Friday, July 20, 2018
I had a very good sleep and I woke up at 6 am, well rested. I packed up my things while trying to ward off the mosquitos. I must have looked like I was performing the Russian slap dance while I was trying to pack but I eventually packed everything back on the bike and I was on the road by 7 am. I headed west on Front street, which is also known as the Waterfront trail. With a bit of a tailwind, I was able to make faster progress. I rode to Port Rowan and arrived at Uncle’s Country Kitchen at 8:30 for a very good breakfast and a chance to finish and post my journal for the previous day.

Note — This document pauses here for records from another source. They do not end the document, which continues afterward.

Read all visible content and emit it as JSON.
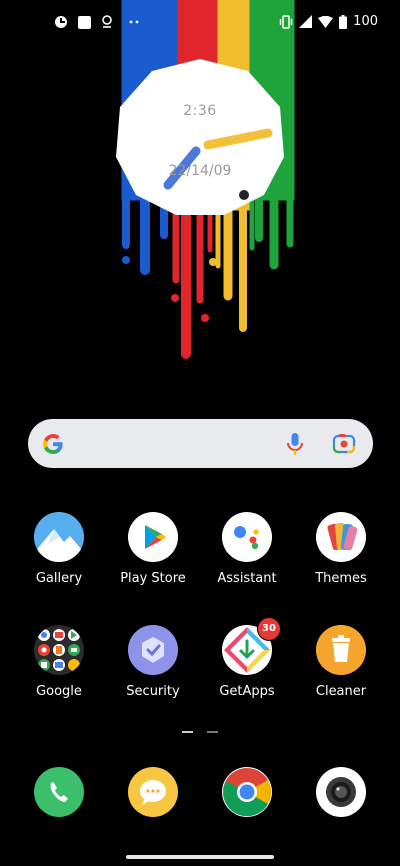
{
  "status_bar": {
    "battery_level": "100",
    "left_icons": [
      "app-notification-icon",
      "square-notification-icon",
      "location-pin-icon",
      "more-dots-icon"
    ],
    "right_icons": [
      "vibrate-icon",
      "signal-icon",
      "wifi-icon",
      "battery-icon"
    ]
  },
  "clock_widget": {
    "time": "2:36",
    "date": "22/14/09"
  },
  "search": {
    "icons": [
      "google-logo-icon",
      "mic-icon",
      "lens-icon"
    ]
  },
  "apps": [
    {
      "label": "Gallery"
    },
    {
      "label": "Play Store"
    },
    {
      "label": "Assistant"
    },
    {
      "label": "Themes"
    },
    {
      "label": "Google"
    },
    {
      "label": "Security"
    },
    {
      "label": "GetApps",
      "badge": "30"
    },
    {
      "label": "Cleaner"
    }
  ],
  "dock": [
    {
      "name": "phone"
    },
    {
      "name": "messages"
    },
    {
      "name": "chrome"
    },
    {
      "name": "camera"
    }
  ],
  "colors": {
    "blue": "#1b5bd0",
    "red": "#e0262b",
    "yellow": "#f2bd2c",
    "green": "#1fa33b"
  }
}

I left the restaurant and I drove to my cousin’s house in Port Rowan and I arrived there at 10 am. I visited my cousins Toni Penner and Hilda Thiessen as well as Hilda’s husband Bill and their two daughters Monica and Helga for a couple of hours. We solved all of the worlds problems and discussed a variety of topics in the 2 1/2 hours I was there. After having way too much to eat ( including the ice cream ) and drink, I was back on the road by 12:30.

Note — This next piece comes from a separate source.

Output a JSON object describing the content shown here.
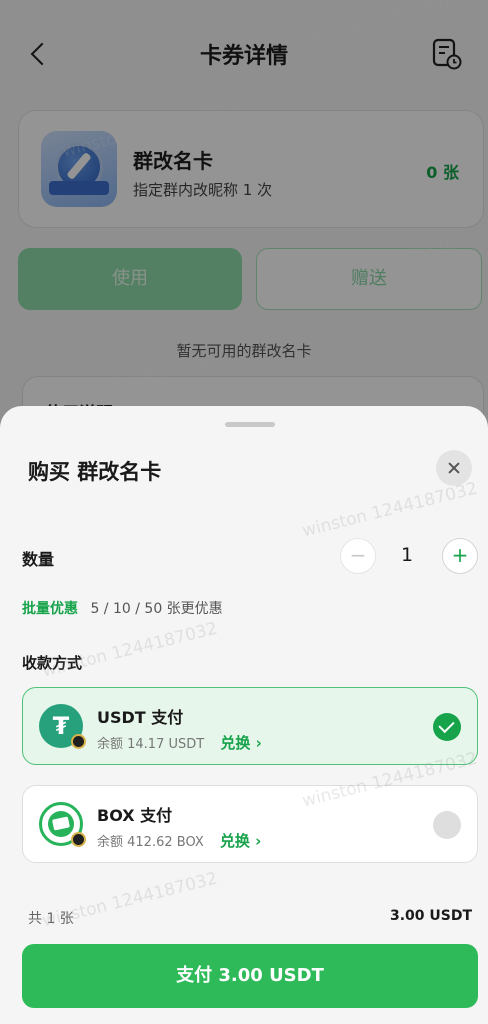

The route had more hills and my speed varied from 53 km/hr down the hills to 5 km/hr at the end of the climbs. At one point the mosquitos attacked me as I was slowly climbing up one of the hills and it was quite a challenge trying to slap them while also trying to make forward progress. At 5 km/hr, I felt like Arty Johnson of LaughIn. I was just on the verge of tipping over, especially with the excess weight on my back wheel. My guess is that I have about 50 pounds in the bags.
I have seen a lot of wheat, corn and soya crops, but I have also seen a number of other crops. It was the Dill crops that I found most interesting.
When I reached Port Burwell, I stopped for a while to take pictures of the beach area,
and the submarine that is part of the Marine museum
Of course when I saw the ‘ Simply Scoops ‘ ice cream shop, I had to stop for a scoop!
With a bit of a tailwind for most of the ride, I was able to make good time as I headed to Port Stanley. I arrived in the Port Bruce area on the Jamestown line and I was about to turn onto the road to take me across the bridge but it was closed for repair so I headed to the southern bridge, which was physically gone. The town was in the process of building a replacement bridge nearby but it was far from ready for use. The detour added 27 kms to my travel towards Port Stanley. As I got near the bridge on Highway 45, it started to rain and I broke out laughing as I was lumbering up the steep incline on the other side of the bridge while it was raining when the song ” Raindrops keep falling on my head ” started to play on my iPod. Timing is everything.
When I was almost back to the other side of the missing bridges, I checked my route and I found that Port Stanley would be somewhat out of the way for going to the Leamington area. I also noticed that there didn’t seem to be any good campsites in the area, and since it was supposed to rain in the evening, I opted to get a hotel room in St. Thomas and I changed my route.
At 6 pm, I arrived at the Comfort Inn in St Thomas that I had selected and I was able to get a room for the night.
It was a very long day and I was wet and tired, so it felt very good to take a shower and get a bite to eat at Smitty’s Backyard Burgers. The burger was as good as the ones I have eaten at the Tiki bar in Ft. Meyers. The meat was excellent and mine was enhanced with jalapeños, hot peppers, habenero sauce and hot mustard. It was raining again as I walked about a km to the restaurant and back to the hotel.
Day 3 – Port Rowan to St Thomas:
Distance Travelled: 116 km
Travel Time: 6 hrs 20 min
Conditions: mid 20-28 C ( 68 – 82 F ) Sunny, partly cloudy and some rain at the end of the day.
Accommodations: Comfort Inn in St Thomas ( $106 )
2 thoughts on “Day 3 – Port Dover to Port Stanley”
What are the long rows of green plants growing in the sand? Is that for beach protection?
James. That is the dill. They grow it in sand. I’ve never seen dill grown commercially.